All you had to do was kick a field goal. In 1981, with a berth in the AFC Championship on the line, the Browns trailed the Raiders 14-12 and a field goal would end the game. Head coach Sam Rutigliano didn’t have any faith in his kicker, so he went for the touchdown. The play called was “Red Right 88,” and quarterback Brian Sipe as told to throw the ball away if no one was open in the end zone. When the time came about though, Sipe threw the ball up and Oakland intercepted, as Cleveland’s back luck in 80’s playoff games officially began.
4. Tim Couch
Tim Couch was the beginning of the end for the Browns’ return to Cleveland. The Browns took him out of Kentucky with the first overall pick in the 1999 NFL Draft. Hopes were high for the record-setting signal caller from the Bluegrass State, but it just wasn’t meant to be. Over his career, Couch would throw more interceptions (67) than touchdowns (64), and would finish with a career record of 22-37. From that point on, the team would never be the same as the losing culture began to reach the point where they currently stand.
3. The Drive
Up 20-13 in the 1987 AFC Championship, it looked as if the Browns were on their way to their first ever Super Bowl appearance.

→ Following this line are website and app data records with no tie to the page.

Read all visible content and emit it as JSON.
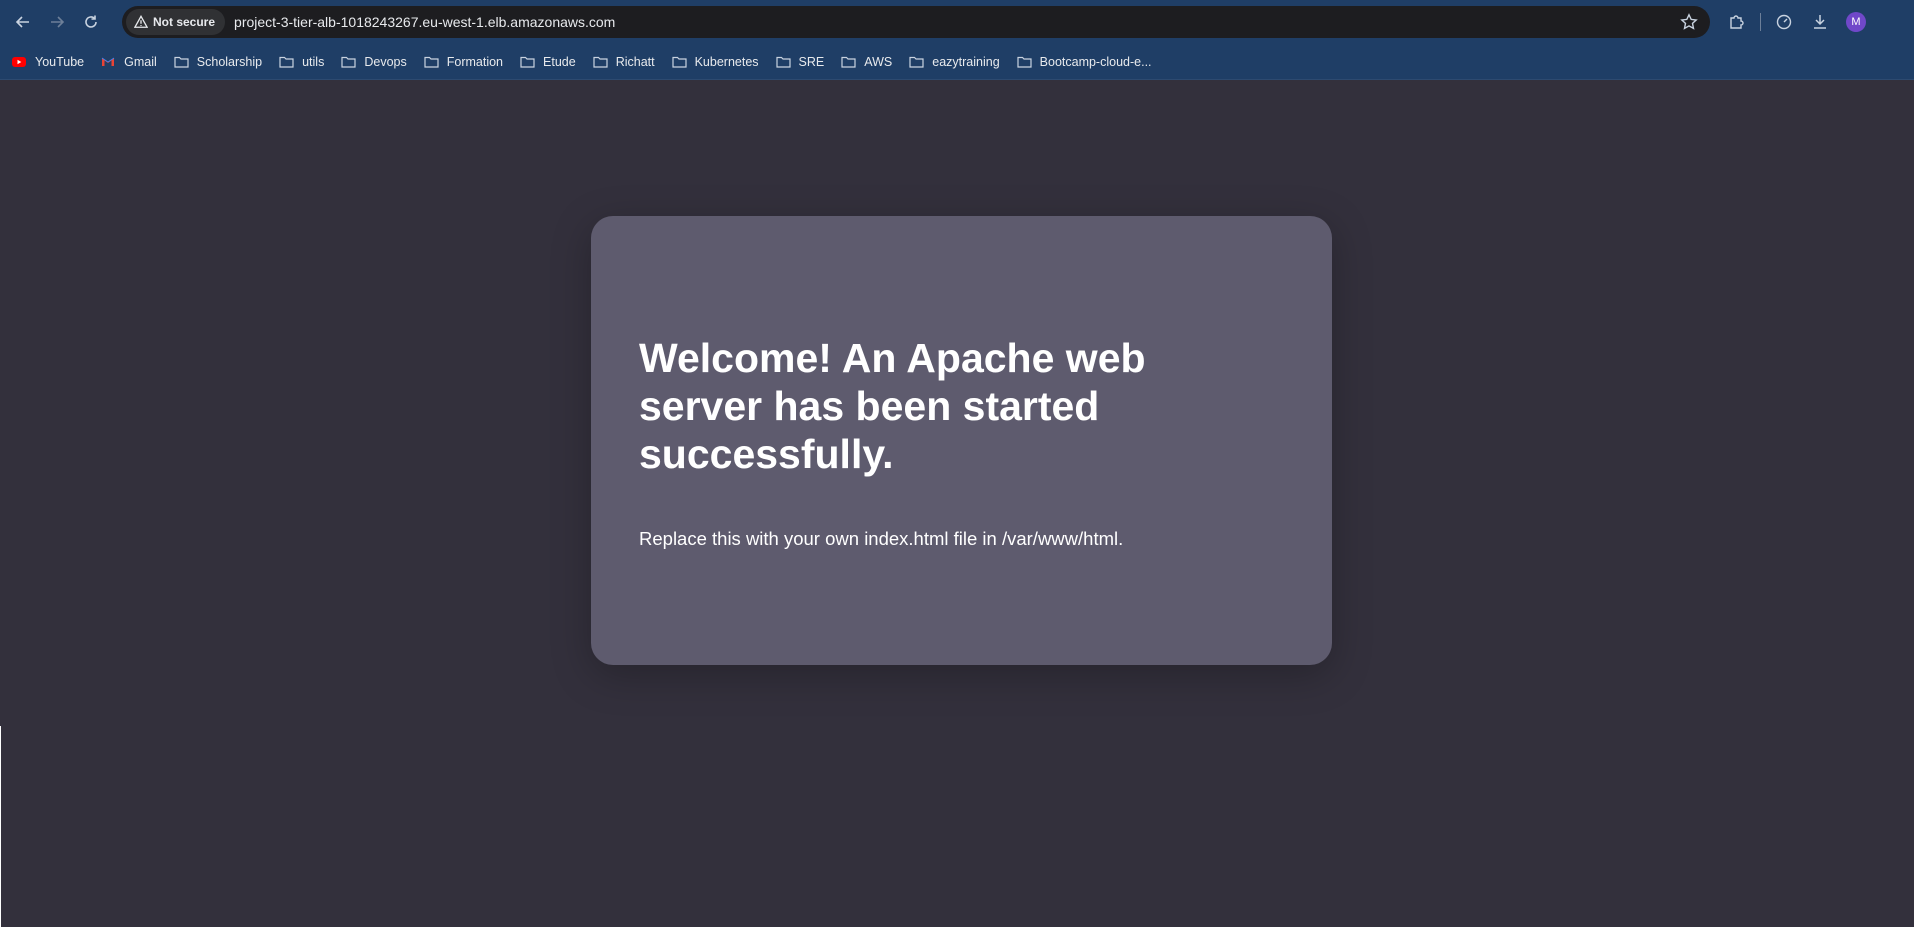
{
  "browser": {
    "security_chip": "Not secure",
    "url": "project-3-tier-alb-1018243267.eu-west-1.elb.amazonaws.com",
    "profile_initial": "M"
  },
  "bookmarks": [
    {
      "label": "YouTube",
      "icon": "youtube-icon"
    },
    {
      "label": "Gmail",
      "icon": "gmail-icon"
    },
    {
      "label": "Scholarship",
      "icon": "folder-icon"
    },
    {
      "label": "utils",
      "icon": "folder-icon"
    },
    {
      "label": "Devops",
      "icon": "folder-icon"
    },
    {
      "label": "Formation",
      "icon": "folder-icon"
    },
    {
      "label": "Etude",
      "icon": "folder-icon"
    },
    {
      "label": "Richatt",
      "icon": "folder-icon"
    },
    {
      "label": "Kubernetes",
      "icon": "folder-icon"
    },
    {
      "label": "SRE",
      "icon": "folder-icon"
    },
    {
      "label": "AWS",
      "icon": "folder-icon"
    },
    {
      "label": "eazytraining",
      "icon": "folder-icon"
    },
    {
      "label": "Bootcamp-cloud-e...",
      "icon": "folder-icon"
    }
  ],
  "page": {
    "heading": "Welcome! An Apache web server has been started successfully.",
    "message": "Replace this with your own index.html file in /var/www/html."
  },
  "colors": {
    "browser_chrome": "#1f3e66",
    "page_background": "#33303c",
    "card_background": "#5e5b6e",
    "text": "#ffffff"
  }
}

Only 5:32 remained, and the Denver Broncos were on their own two-yard line as it seemed like the Browns would emerge victorious. But, as all good Cleveland sports stories go, the Browns found a way to blow the game. Elway led Denver on a 98-yard drive to tie the game with 39 seconds left. The Broncos would then win in overtime, as part of their four-straight AFC Championship wins over Cleveland.
2. The Fumble
All he had to do was hold onto the ball. The Browns were down by five with a little over a minute left in the fourth quarter in the AFC Championship in 1988. They were trying to avenge a loss in the same game, to the same team (the Denver Broncos), a year earlier. With the ball in the red zone, Earnest Byner received the ball and looked to be taking the ball to pay dirt, but was stripped at about the one-yard line, just before pay dirt. Denver recovered and would win the game. To me this is worse than The Drive. The Drive was just an incredible series by Elway. The Fumble was just a horrible event set up by horrible ball handling by Byner.
1. Art Modell Moving the Franchise to Baltimore
This move transformed the franchise from one that had a competitive history and a proud tradition, to one that would never seem to recover and would turn into the laughing stock of the league. On November 6, 1995, Modell made the decision to move the Browns to the city of Baltimore, and became the Ravens. It was a shock to Browns fans and it was just so unnecessary. The team did return in ’99, but was never the same, with only one playoff appearance and zero playoff wins since the original move. It also doesn’t help that Baltimore has since won two Super Bowls.